The law of the Lord is perfect, reviving the soul; the decrees of the Lord are sure, making wise the simple; the precepts of the Lord are right, rejoicing the heart; the commandment of the Lord is clear, enlightening the eyes; the fear of the Lord is pure, enduring forever; the ordinances of the Lord are true and righteous altogether. More to be desired are they than gold, even much fine gold; sweeter also than honey, and drippings of the honeycomb.
Moreover by them is your servant warned; in keeping them there is great reward. But who can detect their errors? Clear me from hidden faults. Keep back your servant also from the insolent; do not let them have dominion over me. Then I shall be blameless, and innocent of great transgression.
Let the words of my mouth and the meditation of my heart be acceptable to you, O Lord, my rock and my redeemer. ~ Psalm 19:7-14
The last verse of this Psalm is one you may be familiar with. Many of the pastors I know say this before they preach. And, a little insight into me: I pray this silently to God before every sermon I preach.
For the Psalmist, the words of God in the law are perfect, and so it should indeed be intimidating to consider putting God's words in our own mouths.
It's intimidating even to put them on the page of a blog.
Getting God's words wrong is something that scares me every time I teach, write, or preach. I need to take it very seriously.

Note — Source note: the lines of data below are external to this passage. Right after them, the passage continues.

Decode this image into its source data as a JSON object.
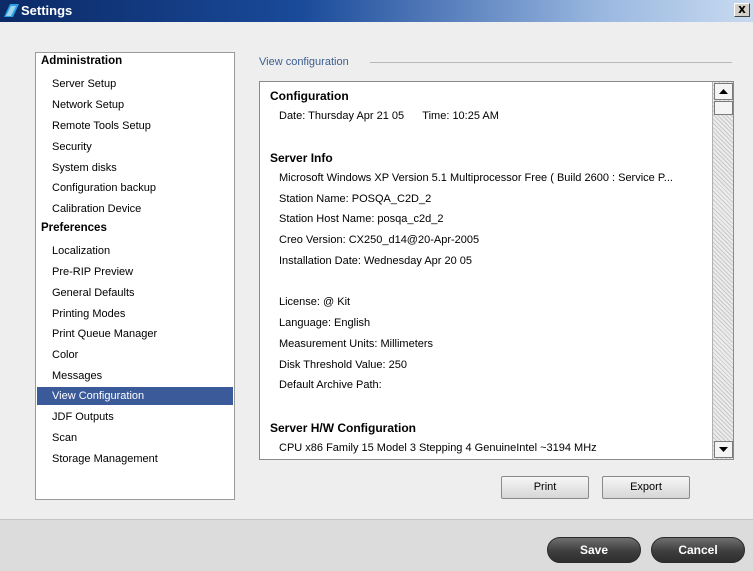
{
  "window": {
    "title": "Settings",
    "close_glyph": "x"
  },
  "nav": {
    "groups": [
      {
        "label": "Administration",
        "items": [
          "Server Setup",
          "Network Setup",
          "Remote Tools Setup",
          "Security",
          "System disks",
          "Configuration backup",
          "Calibration Device"
        ]
      },
      {
        "label": "Preferences",
        "items": [
          "Localization",
          "Pre-RIP Preview",
          "General Defaults",
          "Printing Modes",
          "Print Queue Manager",
          "Color",
          "Messages",
          "View Configuration",
          "JDF Outputs",
          "Scan",
          "Storage Management"
        ]
      }
    ],
    "selected": "View Configuration"
  },
  "view": {
    "section_title": "View configuration",
    "sections": [
      {
        "heading": "Configuration",
        "lines": [
          "Date: Thursday Apr 21 05      Time: 10:25 AM"
        ]
      },
      {
        "heading": "Server Info",
        "lines": [
          "Microsoft Windows XP Version 5.1 Multiprocessor Free ( Build 2600 : Service P...",
          "Station Name: POSQA_C2D_2",
          "Station Host Name: posqa_c2d_2",
          "Creo Version:  CX250_d14@20-Apr-2005",
          "Installation Date: Wednesday Apr 20 05",
          "",
          "License: @ Kit",
          "Language: English",
          "Measurement Units: Millimeters",
          "Disk Threshold Value: 250",
          "Default Archive Path:"
        ]
      },
      {
        "heading": "Server H/W Configuration",
        "lines": [
          "CPU x86 Family 15 Model 3 Stepping 4 GenuineIntel ~3194 MHz"
        ]
      }
    ],
    "print_label": "Print",
    "export_label": "Export"
  },
  "footer": {
    "save_label": "Save",
    "cancel_label": "Cancel"
  },
  "colors": {
    "accent": "#3a5a9a",
    "section_title": "#3b5f92",
    "titlebar": "#0b2a66"
  }
}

It seems so important these days when God's words or God's law is thrown around so easily. How simple is it to slip into condemnation and use God's word to do it. I think in particular of a certain church that protested at funerals with signs that said, "God hates f*gs" and "You're going to hell."
God's law - God's Word - is sweeter than honey, the Psalmist tells us. It is perfect. And we are reminded to be very, very careful how we use it.
May the words of my mouth and the meditation of my heart be acceptable to you, O Lord, my rock and my redeemer. Amen